0:58 We'll say fly vol create data with the app as our staging environment, and the size as 1. Then we'll choose the region that's closest to me. You choose the region that's closest to you or whatever region you prefer. Now we're ready to deploy to this environment.

1:18 We'll come back here and we'll add a bit of config to this Deploy Production to make sure that we only deploy the main branch to production. We'll say, if the github.ref is refs/heads/main.

1:34 Now, this step will only execute if our ref is refs/heads/main, which is the main branch. Now, we can copy this and make a staging version of this. If the refs/heads is dev, now this one will run.

1:51 Now it's a little bit tricky here because this deploy command is going to look up our app name inside of the fly.toml. We don't want it to use that one. That's the production one, so we're going to add an app flag here with our staging app name.

2:04 Now, right here, I get a little bit concerned because I don't like having the configuration duplicated between two different places. Like those two strings are really important and close, and they're supposed to be that way. I'd rather have that be encoded in the way that things are written.

2:23 Instead of hard-coding this, I'm going to use another action step that will read the app name, from our fly.toml. This is the SebRollen/toml-action, which has an ID of app_name that I specify.

2:35 Then we say we want them to read the fly.toml and get us the field app and it will expose that to us. Instead of hard-coding this we can use this as a variable, and the variable name is going to be steps.app_name -- that's referencing that ID there -- .outputs.value. That's going to get the value of the app property in the fly.toml.

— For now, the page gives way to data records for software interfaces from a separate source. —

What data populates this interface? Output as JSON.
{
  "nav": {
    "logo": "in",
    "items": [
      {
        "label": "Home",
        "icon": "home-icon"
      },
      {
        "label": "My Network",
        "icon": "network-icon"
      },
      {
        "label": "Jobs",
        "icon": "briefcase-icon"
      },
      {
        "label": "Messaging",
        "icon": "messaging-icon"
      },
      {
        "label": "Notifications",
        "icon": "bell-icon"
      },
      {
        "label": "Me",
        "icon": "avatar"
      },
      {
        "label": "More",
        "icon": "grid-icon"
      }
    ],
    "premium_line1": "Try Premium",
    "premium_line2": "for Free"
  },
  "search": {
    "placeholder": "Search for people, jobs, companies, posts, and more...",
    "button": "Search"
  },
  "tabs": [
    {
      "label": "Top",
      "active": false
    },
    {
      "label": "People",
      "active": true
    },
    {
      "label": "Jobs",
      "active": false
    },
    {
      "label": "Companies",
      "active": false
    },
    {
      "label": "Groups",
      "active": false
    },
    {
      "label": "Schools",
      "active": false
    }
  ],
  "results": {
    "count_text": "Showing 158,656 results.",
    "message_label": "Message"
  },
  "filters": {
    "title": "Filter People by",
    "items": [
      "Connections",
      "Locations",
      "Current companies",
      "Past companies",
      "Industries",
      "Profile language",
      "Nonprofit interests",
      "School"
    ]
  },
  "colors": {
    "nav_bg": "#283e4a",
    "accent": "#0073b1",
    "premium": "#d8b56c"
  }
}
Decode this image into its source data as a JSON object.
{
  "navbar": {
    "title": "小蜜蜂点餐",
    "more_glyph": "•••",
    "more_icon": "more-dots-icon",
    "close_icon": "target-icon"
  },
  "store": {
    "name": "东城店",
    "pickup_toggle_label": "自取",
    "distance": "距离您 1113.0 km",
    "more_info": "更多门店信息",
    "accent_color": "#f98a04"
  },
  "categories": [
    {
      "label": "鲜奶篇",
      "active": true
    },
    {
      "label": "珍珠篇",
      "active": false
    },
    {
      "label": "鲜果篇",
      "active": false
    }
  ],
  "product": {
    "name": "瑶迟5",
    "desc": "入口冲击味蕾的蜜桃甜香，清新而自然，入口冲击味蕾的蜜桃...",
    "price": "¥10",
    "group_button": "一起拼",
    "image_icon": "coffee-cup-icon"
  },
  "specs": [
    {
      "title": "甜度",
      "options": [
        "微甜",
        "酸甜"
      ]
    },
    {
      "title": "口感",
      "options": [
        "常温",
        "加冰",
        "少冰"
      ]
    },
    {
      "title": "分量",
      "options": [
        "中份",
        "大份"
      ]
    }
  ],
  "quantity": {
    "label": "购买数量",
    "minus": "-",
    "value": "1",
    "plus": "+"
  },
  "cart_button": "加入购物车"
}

3:01 Now I don't have to duplicate that app name and I can use this in other apps that I deploy on Fly as well, which is quite nice. With all of that set up, we can now say git commit add staging environment. We'll push that, and again, we're pushing to main.

3:19 This is going to actually deploy to our production environment, but we can look at that action as it comes in and ensure that indeed only the production step is the one that gets run here and the staging step gets skipped.

3:35 We'll just let that run, and here we can see the deploy staging step got skipped, but the deploy production step is running just as we would expect.

3:44 Now, let's just test this out really quick. We'll say Demo App staging, in parentheses, and then we'll make a branch called dev. We'll git commit staging and push that dev branch to GitHub. We'll look at our actions again, and we see that staging commit in dev has kicked off a new workflow run.

4:08 This one, hopefully, will just run the staging and will not run the production step so that we deploy to staging instead of production. Indeed it is running the staging step.

4:20 Now it's releasing our v2. We can look at our logs here, pop that open on our brand-new staging environment, which is currently setting up the volume data. It's executed our migrations because it just barely created this new database. Now we're all set. It's already starting to give us logs for those health checks, so we can go to overview and look at this.

4:50 Hostname, open that up. Our staging environment is looking exactly the way it should. It has our changes, and our production app does not have those changes, so we can safely experiment in the staging environment without worrying about the production environment getting affected.

5:05 Inner view, what we did to make this work is we ran the fly apps create command to create our staging environment. Then we ran fly vol create to create the persistent volume for our staging environment.

5:18 Then we updated our deploy.yml so that we would only deploy to production if we're on the main branch and we added a staging step that deploys if we're on the dev branch, and then we also read the app name from the fly.toml so we could use that as part of the deploy command of our staging step.

5:37 Then we pushed our changes, made some changes specifically for our dev branch, and pushed the dev branch. That's how you get a staging environment automatically deployed with Fly.